Christmas Midnight Mass

24 December 2023

Appears in: Messages and Homilies

Christmas Midnight Mass


[Isaiah 9:2-4, 6-7; Psalm 96; Titus 2:11-14; Luke 2:1-16]

As the feast of Christmas is celebrated this year, much of the world’s attention is directed to that place where the birth of Jesus occurred – the city of Bethlehem. The Holy Land finds itself in a time of war, and news out of Bethlehem is anything but good; many of the usual public Christmas celebrations there have even been cancelled.

At the same time as such sad and depressing reports reach us through secular media, we listen tonight to an announcement from the Gospel of good and hopeful news. It also comes to us out of Bethlehem, but from centuries ago: “And she gave birth to her firstborn son and wrapped him in swaddling clothes, and laid him in a manger, …” This report from Saint Luke is made not in the context of war but concord, and points the way to real and everlasting peace, for which every one of every age longs, especially now. So, let’s pay close attention to it.

History records that the birth of our Lord occurred in the time of Caesar Augustus, by whose reign the entire Roman empire was at peace. The angelic announcement of the Nativity also speaks of “peace on earth”. But the peace occasioned by Caesar and that which came with the birth of Jesus are two very different realities.

When Joseph and Mary traveled to Bethlehem, the peace experienced throughout the empire was political in nature; it was merely the absence of war. The peace heralded by the birth of our Lord is of an entirely different order. It is God’s peace, the peace that reigns in heaven and that, in Christ, has descended to earth. It is a reality of the heart, a deep inner tranquility, harmony, and calm that arise from the knowledge that God is with us, our sins are forgiven, and we need have no fear.

While these two experiences of peace differ from each other, they are not unrelated. Conflicts between peoples arise from conflicted hearts. When interior peace is replaced by hatred, bitterness, and guilt, peaceful relations with others are soon fractured. The cry for peace echoes throughout the world today as a plea for the cessation of war. That is understandable and right. But the announcement of the birth of Christ tells us it is insufficient. What is needed is God’s peace, a deep and permanent healing of hearts and minds. Only in this way will people find the way back to one another.

Here we see why the announcement of the Christmas message is so very urgent, and not only for people in the grip of war. Conflict is a stranger to none of us. We are seeing it in polarized societies, marginalized populations, and broken relationships. In this context, our cry for peace is an entreaty for reconciliation. Again, this can only become a reality when the peace we seek is that given in the person of Jesus Christ.

Saint Paul tells us why. In Jesus, he says, “the grace of God has appeared.” In other words, Jesus is God Incarnate, God become one of us, God with us. Jesus alone can lead us to true peace because he is our peace. In Jesus Christ, the Son of God born of Mary, heaven and earth unite. In him, God and humanity are reconciled. This makes Jesus the way for all people to be united with both God and one another and thus know real peace.

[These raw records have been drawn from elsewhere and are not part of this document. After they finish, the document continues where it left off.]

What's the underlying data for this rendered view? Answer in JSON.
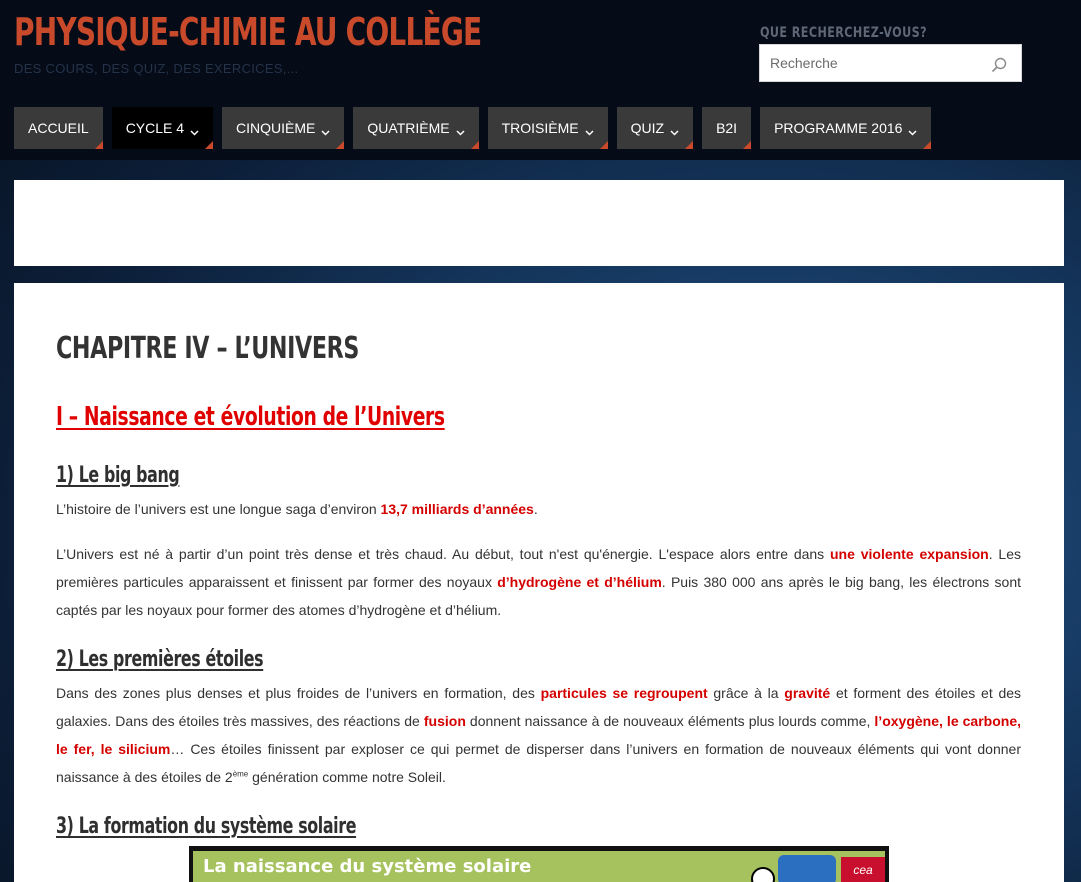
{
  "site": {
    "title": "PHYSIQUE-CHIMIE AU COLLÈGE",
    "tagline": "DES COURS, DES QUIZ, DES EXERCICES,..."
  },
  "search": {
    "label": "QUE RECHERCHEZ-VOUS?",
    "placeholder": "Recherche"
  },
  "nav": [
    {
      "label": "ACCUEIL",
      "dropdown": false,
      "active": false
    },
    {
      "label": "CYCLE 4",
      "dropdown": true,
      "active": true
    },
    {
      "label": "CINQUIÈME",
      "dropdown": true,
      "active": false
    },
    {
      "label": "QUATRIÈME",
      "dropdown": true,
      "active": false
    },
    {
      "label": "TROISIÈME",
      "dropdown": true,
      "active": false
    },
    {
      "label": "QUIZ",
      "dropdown": true,
      "active": false
    },
    {
      "label": "B2I",
      "dropdown": false,
      "active": false
    },
    {
      "label": "PROGRAMME 2016",
      "dropdown": true,
      "active": false
    }
  ],
  "article": {
    "title": "CHAPITRE IV – L’UNIVERS",
    "section1": "I – Naissance et évolution de l’Univers",
    "sub1": "1) Le big bang",
    "p1": {
      "a": " L’histoire de l’univers est une longue saga d’environ ",
      "b": "13,7 milliards d’années",
      "c": "."
    },
    "p2": {
      "a": " L’Univers est né à partir d’un point très dense et très chaud. Au début, tout n'est qu'énergie. L'espace alors entre dans ",
      "b": "une violente expansion",
      "c": ". Les premières particules apparaissent et finissent par former des noyaux ",
      "d": "d’hydrogène et d’hélium",
      "e": ". Puis 380 000 ans après le big bang, les électrons sont captés par les noyaux pour former des atomes d’hydrogène et d’hélium."
    },
    "sub2": "2) Les premières étoiles",
    "p3": {
      "a": " Dans des zones plus denses et plus froides de l’univers en formation, des ",
      "b": "particules se regroupent",
      "c": " grâce à la ",
      "d": "gravité",
      "e": " et forment des étoiles et des galaxies. Dans des étoiles très massives, des réactions de ",
      "f": "fusion",
      "g": " donnent naissance à de nouveaux éléments plus lourds comme, ",
      "h": "l’oxygène, le carbone, le fer, le silicium",
      "i": "… Ces étoiles finissent par exploser ce qui permet de disperser dans l’univers en formation de nouveaux éléments qui vont donner naissance à des étoiles de 2",
      "sup": "ème",
      "j": " génération comme notre Soleil."
    },
    "sub3": "3) La formation du système solaire",
    "video_title": "La naissance du système solaire",
    "video_logo2": "cea"
  },
  "colors": {
    "accent": "#c94a2a",
    "highlight": "#d40000",
    "nav_bg": "#3a3a3a"
  }
}
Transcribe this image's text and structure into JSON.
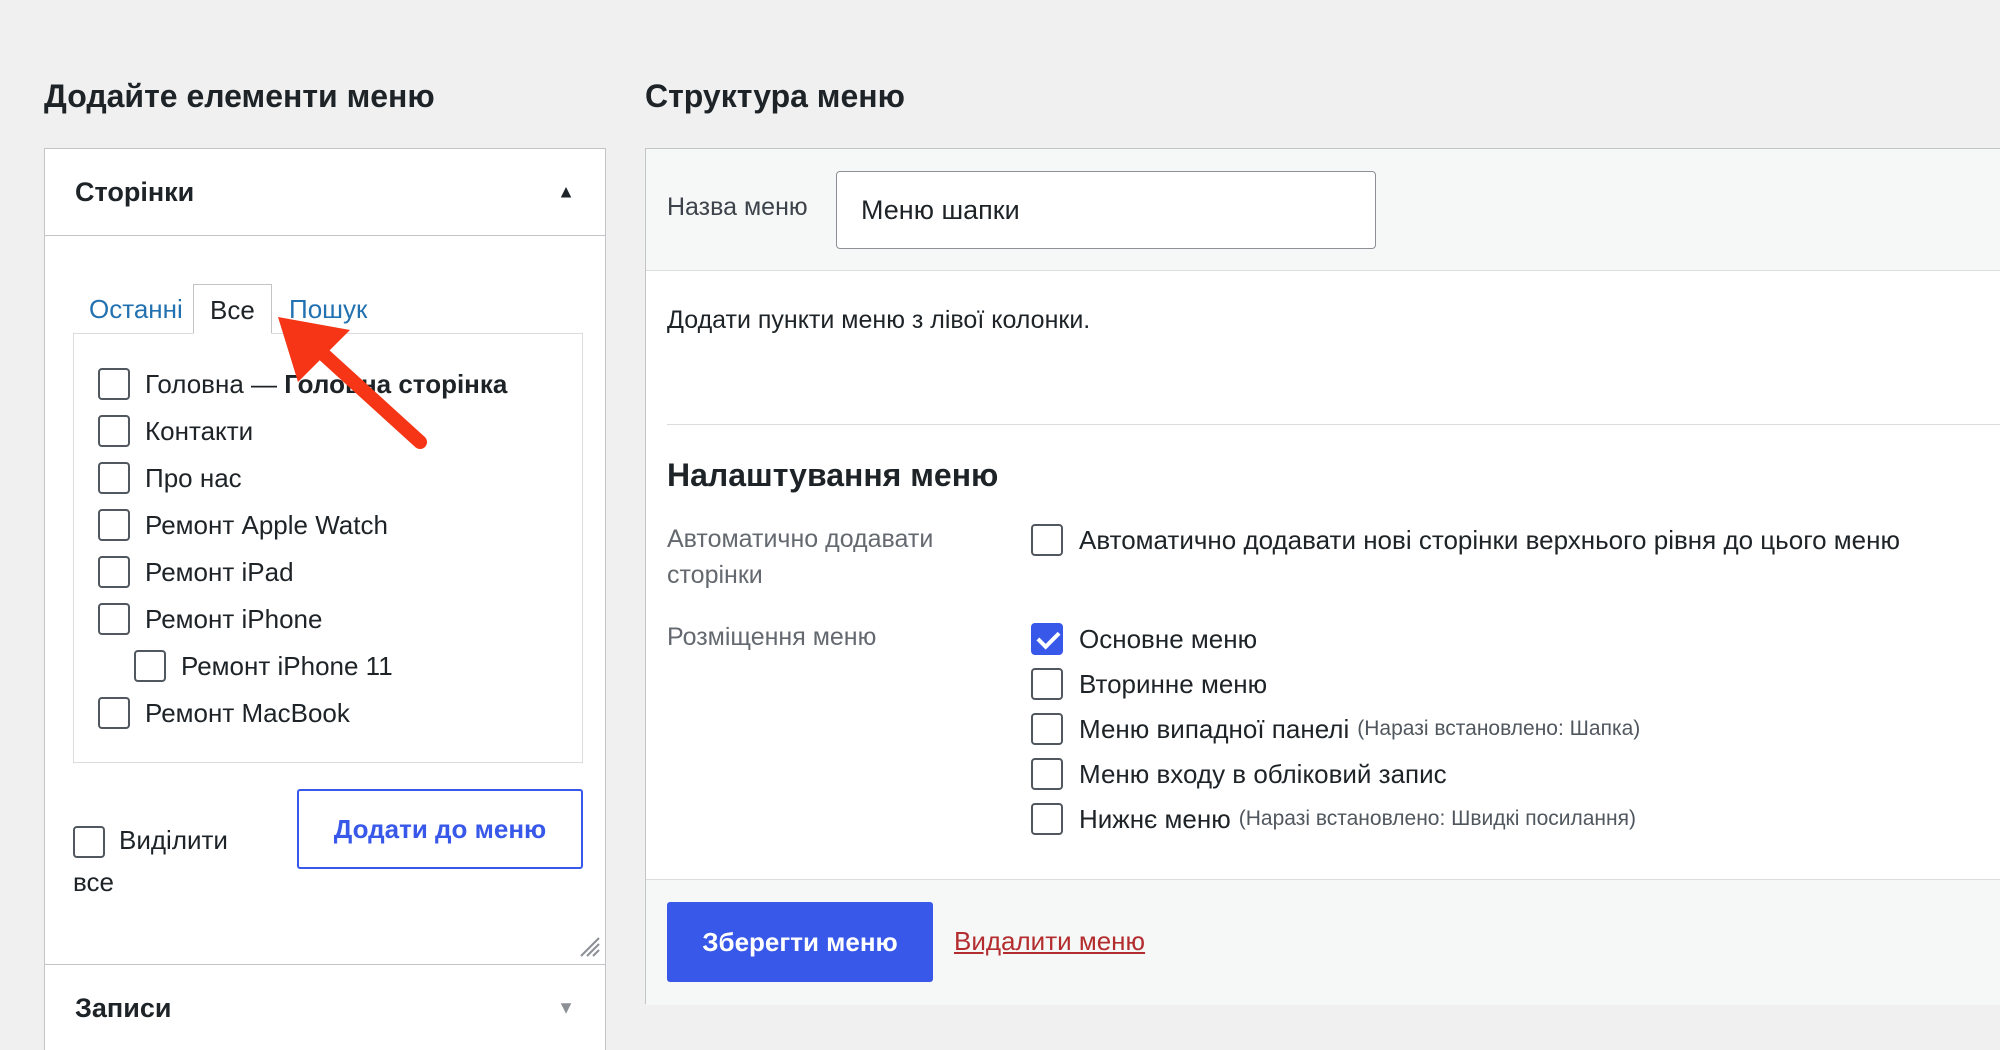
{
  "left_heading": "Додайте елементи меню",
  "right_heading": "Структура меню",
  "pages_section": {
    "title": "Сторінки",
    "tabs": [
      {
        "label": "Останні",
        "active": false
      },
      {
        "label": "Все",
        "active": true
      },
      {
        "label": "Пошук",
        "active": false
      }
    ],
    "items": [
      {
        "label": "Головна — ",
        "label_bold": "Головна сторінка",
        "checked": false,
        "indent": 0
      },
      {
        "label": "Контакти",
        "checked": false,
        "indent": 0
      },
      {
        "label": "Про нас",
        "checked": false,
        "indent": 0
      },
      {
        "label": "Ремонт Apple Watch",
        "checked": false,
        "indent": 0
      },
      {
        "label": "Ремонт iPad",
        "checked": false,
        "indent": 0
      },
      {
        "label": "Ремонт iPhone",
        "checked": false,
        "indent": 0
      },
      {
        "label": "Ремонт iPhone 11",
        "checked": false,
        "indent": 1
      },
      {
        "label": "Ремонт MacBook",
        "checked": false,
        "indent": 0
      }
    ],
    "select_all_label": "Виділити все",
    "add_button": "Додати до меню"
  },
  "posts_section": {
    "title": "Записи"
  },
  "menu_name_label": "Назва меню",
  "menu_name_value": "Меню шапки",
  "instruction": "Додати пункти меню з лівої колонки.",
  "settings_title": "Налаштування меню",
  "auto_add": {
    "label": "Автоматично додавати сторінки",
    "option": "Автоматично додавати нові сторінки верхнього рівня до цього меню",
    "checked": false
  },
  "locations": {
    "label": "Розміщення меню",
    "options": [
      {
        "label": "Основне меню",
        "note": "",
        "checked": true
      },
      {
        "label": "Вторинне меню",
        "note": "",
        "checked": false
      },
      {
        "label": "Меню випадної панелі",
        "note": "(Наразі встановлено: Шапка)",
        "checked": false
      },
      {
        "label": "Меню входу в обліковий запис",
        "note": "",
        "checked": false
      },
      {
        "label": "Нижнє меню",
        "note": "(Наразі встановлено: Швидкі посилання)",
        "checked": false
      }
    ]
  },
  "save_button": "Зберегти меню",
  "delete_link": "Видалити меню",
  "colors": {
    "accent": "#3858e9",
    "delete": "#b32d2e",
    "annotation_arrow": "#f53515"
  },
  "icons": {
    "expanded": "triangle-up",
    "collapsed": "triangle-down",
    "annotation": "red-arrow"
  }
}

So how do we respond to this announcement? When news of war fills the headlines, much of the world makes haste to find solutions. That “haste” often will take the form of diplomatic and political activity, public manifestations, and media commentary. The Christmas headline announces not war but peace, and it likewise prompts us to hurry, but the haste we make in response is of a different sort. We hurriedly seek not multiple solutions of our own making but the one solution of God’s making. Ours is to be the haste of the shepherds, who hurried to find Jesus.  They were impelled not by anxiety and fear but hope and joy, in the knowledge that real peace would finally be found in the child born of Mary. That same hope and joy now move us to find Jesus, as we remember that he, the Saviour, who first appeared in Bethlehem, remains with us now as our peace.

Where does our search for the Lord take us? Today we find Jesus not in a manger wrapped in swaddling clothes, but in the mass, veiled in the mystery of the Eucharist. Here at mass, we not only find but also receive him. The very same Jesus born of Mary makes himself present in every mass, no longer seeking room in an inn but a dwelling in our hearts, where he longs to be the peace we seek.

In this special mass of Christmas, where Jesus yet again is present to meet us, let us pray intensely to him that he, who was born for us in the Holy Land, will give to that region, and to all areas ravaged by war, the peace he alone can fashion. We pray also for ourselves and our families, and for people everywhere, who likewise cry out for God’s peace. By the grace of this sacrament, may hearts everywhere be healed by the mercy of Jesus Christ, so that true and lasting peace among peoples will become a reality in our day.

Most Reverend Richard W. Smith

Saint Joseph Basilica

December 25th, 2023